Records shown START

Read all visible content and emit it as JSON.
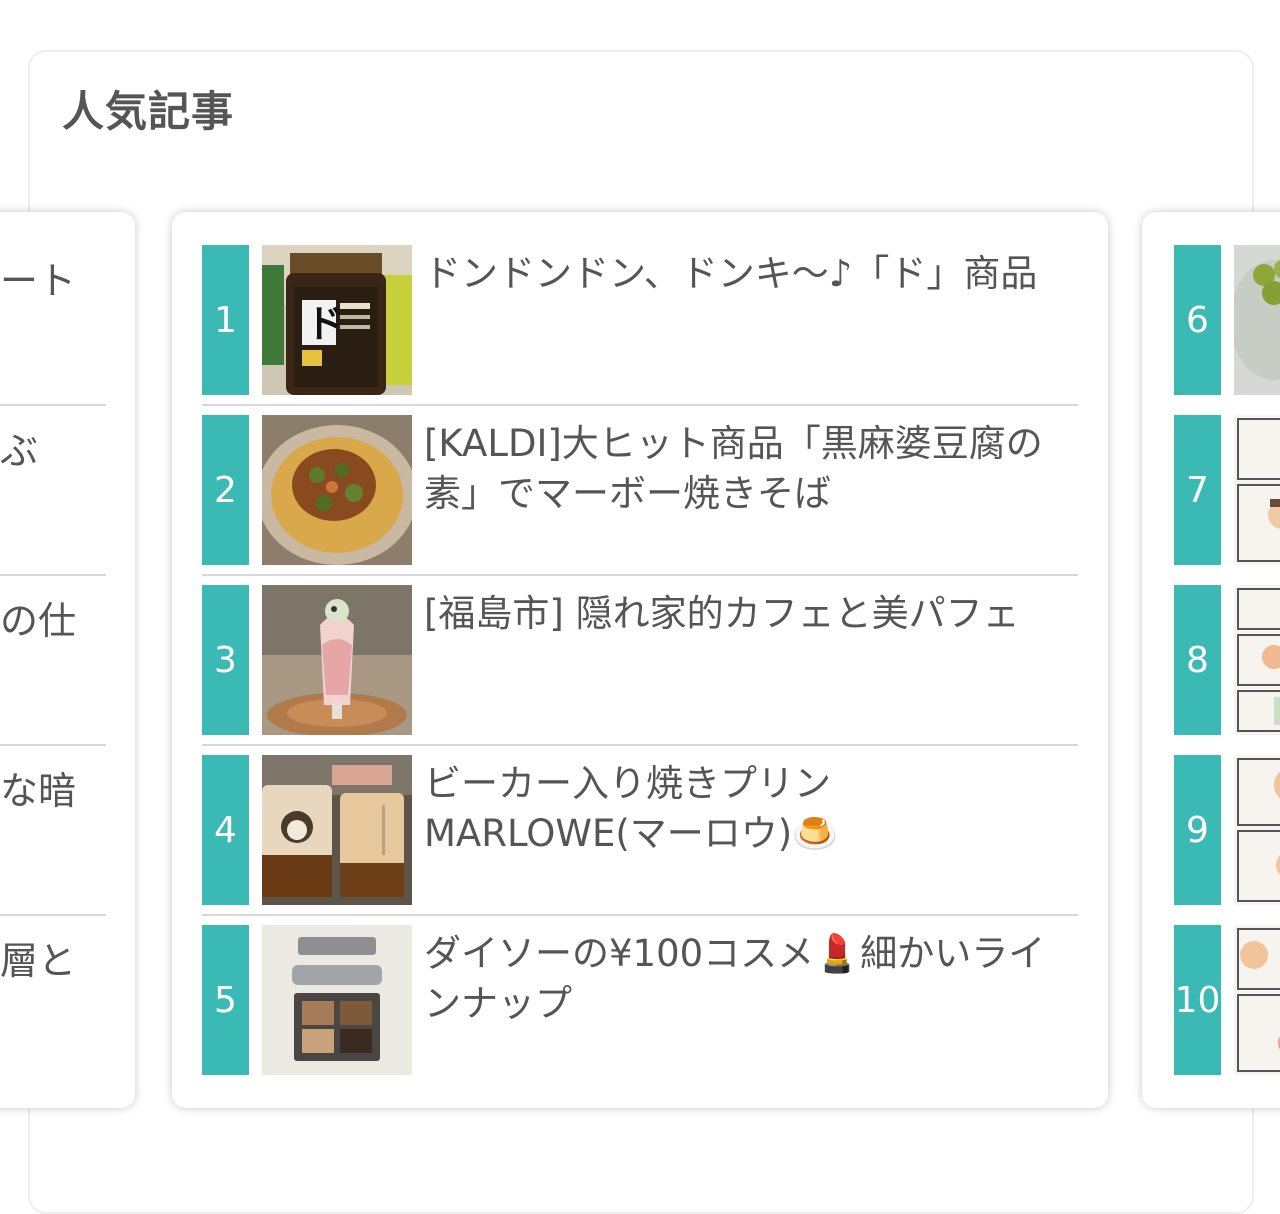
{
  "section": {
    "title": "人気記事"
  },
  "left_card": {
    "snippets": [
      "ート",
      "ぶ",
      "の仕",
      "な暗",
      "層と"
    ]
  },
  "center_card": {
    "items": [
      {
        "rank": "1",
        "title": "ドンドンドン、ドンキ〜♪「ド」商品",
        "thumb": "jar"
      },
      {
        "rank": "2",
        "title": "[KALDI]大ヒット商品「黒麻婆豆腐の素」でマーボー焼きそば",
        "thumb": "noodles"
      },
      {
        "rank": "3",
        "title": "[福島市] 隠れ家的カフェと美パフェ",
        "thumb": "parfait"
      },
      {
        "rank": "4",
        "title": "ビーカー入り焼きプリン MARLOWE(マーロウ)🍮",
        "thumb": "pudding"
      },
      {
        "rank": "5",
        "title": "ダイソーの¥100コスメ💄細かいラインナップ",
        "thumb": "cosmetics"
      }
    ]
  },
  "right_card": {
    "items": [
      {
        "rank": "6",
        "thumb": "grapes"
      },
      {
        "rank": "7",
        "thumb": "comic"
      },
      {
        "rank": "8",
        "thumb": "comic"
      },
      {
        "rank": "9",
        "thumb": "comic"
      },
      {
        "rank": "10",
        "thumb": "comic"
      }
    ]
  }
}
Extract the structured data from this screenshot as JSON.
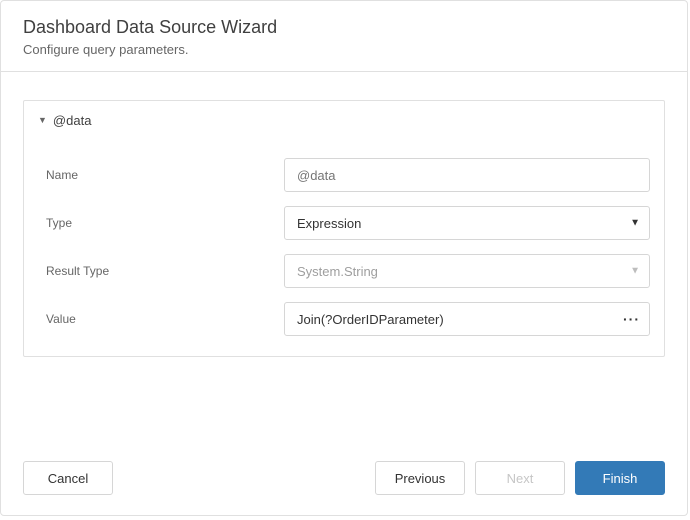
{
  "header": {
    "title": "Dashboard Data Source Wizard",
    "subtitle": "Configure query parameters."
  },
  "panel": {
    "name": "@data",
    "fields": {
      "name": {
        "label": "Name",
        "placeholder": "@data"
      },
      "type": {
        "label": "Type",
        "value": "Expression"
      },
      "resultType": {
        "label": "Result Type",
        "value": "System.String"
      },
      "value": {
        "label": "Value",
        "value": "Join(?OrderIDParameter)"
      }
    }
  },
  "footer": {
    "cancel": "Cancel",
    "previous": "Previous",
    "next": "Next",
    "finish": "Finish"
  }
}
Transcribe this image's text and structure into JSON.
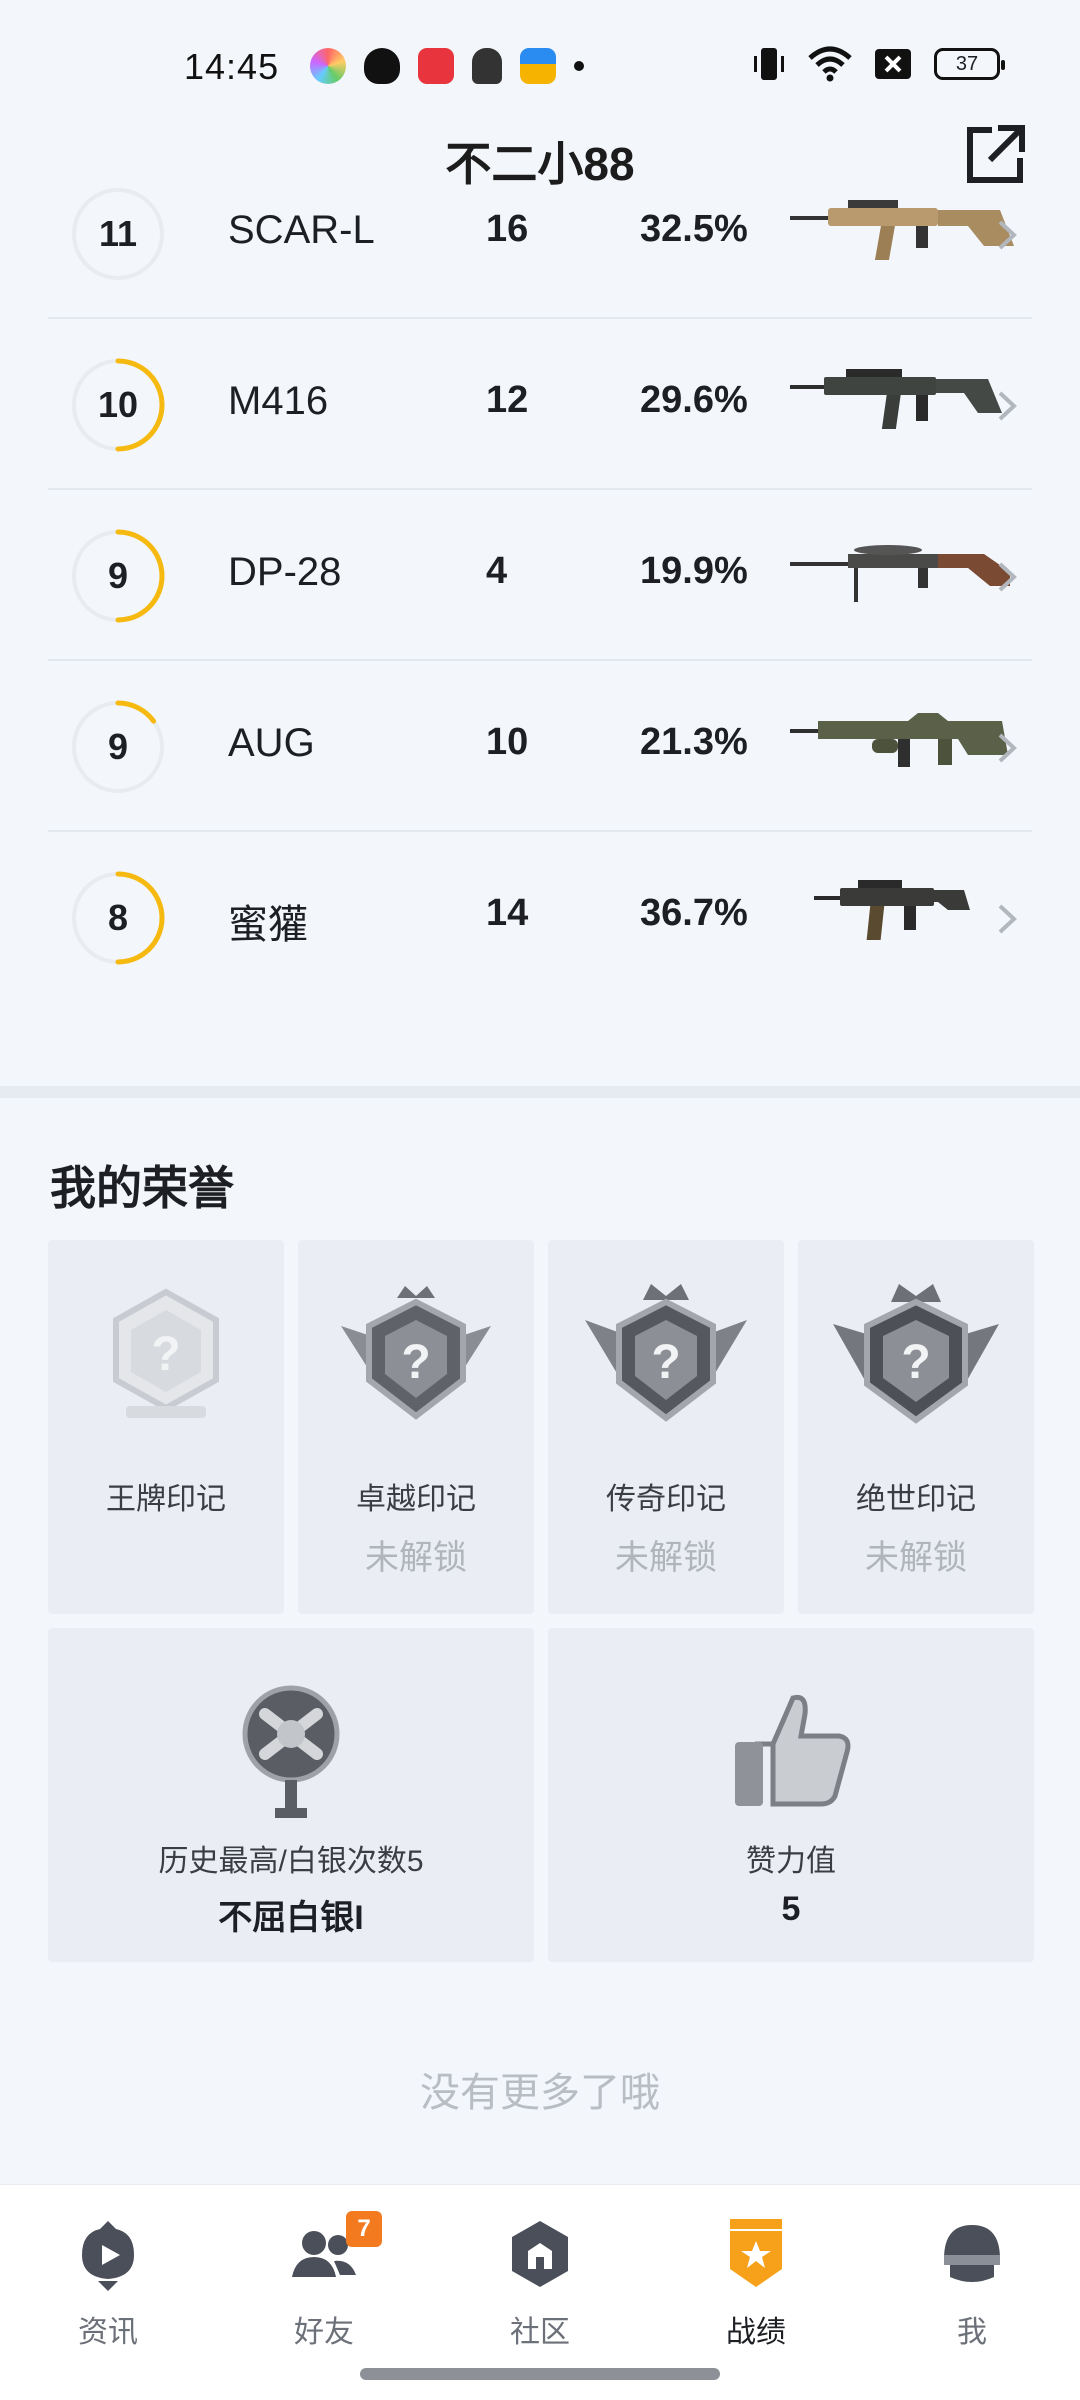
{
  "status_bar": {
    "time": "14:45",
    "battery": "37"
  },
  "header": {
    "title": "不二小88",
    "share_icon": "share-external-icon"
  },
  "weapons": [
    {
      "level": "11",
      "name": "SCAR-L",
      "count": "16",
      "rate": "32.5%",
      "progress": 0
    },
    {
      "level": "10",
      "name": "M416",
      "count": "12",
      "rate": "29.6%",
      "progress": 0.5
    },
    {
      "level": "9",
      "name": "DP-28",
      "count": "4",
      "rate": "19.9%",
      "progress": 0.5
    },
    {
      "level": "9",
      "name": "AUG",
      "count": "10",
      "rate": "21.3%",
      "progress": 0.15
    },
    {
      "level": "8",
      "name": "蜜獾",
      "count": "14",
      "rate": "36.7%",
      "progress": 0.5
    }
  ],
  "colors": {
    "progress": "#f5b90f",
    "ring_bg": "#e8ebf0",
    "accent": "#f37a1f"
  },
  "honors": {
    "title": "我的荣誉",
    "marks": [
      {
        "label": "王牌印记",
        "status": ""
      },
      {
        "label": "卓越印记",
        "status": "未解锁"
      },
      {
        "label": "传奇印记",
        "status": "未解锁"
      },
      {
        "label": "绝世印记",
        "status": "未解锁"
      }
    ],
    "rank": {
      "label": "历史最高/白银次数5",
      "value": "不屈白银I"
    },
    "likes": {
      "label": "赞力值",
      "value": "5"
    }
  },
  "footer_note": "没有更多了哦",
  "nav": [
    {
      "label": "资讯",
      "icon": "news-icon",
      "badge": ""
    },
    {
      "label": "好友",
      "icon": "friends-icon",
      "badge": "7"
    },
    {
      "label": "社区",
      "icon": "community-icon",
      "badge": ""
    },
    {
      "label": "战绩",
      "icon": "stats-icon",
      "badge": ""
    },
    {
      "label": "我",
      "icon": "profile-helmet-icon",
      "badge": ""
    }
  ]
}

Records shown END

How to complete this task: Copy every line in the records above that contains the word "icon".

Answer to the exercise:
    "share_icon": "share-external-icon"
      "icon": "news-icon",
      "icon": "friends-icon",
      "icon": "community-icon",
      "icon": "stats-icon",
      "icon": "profile-helmet-icon",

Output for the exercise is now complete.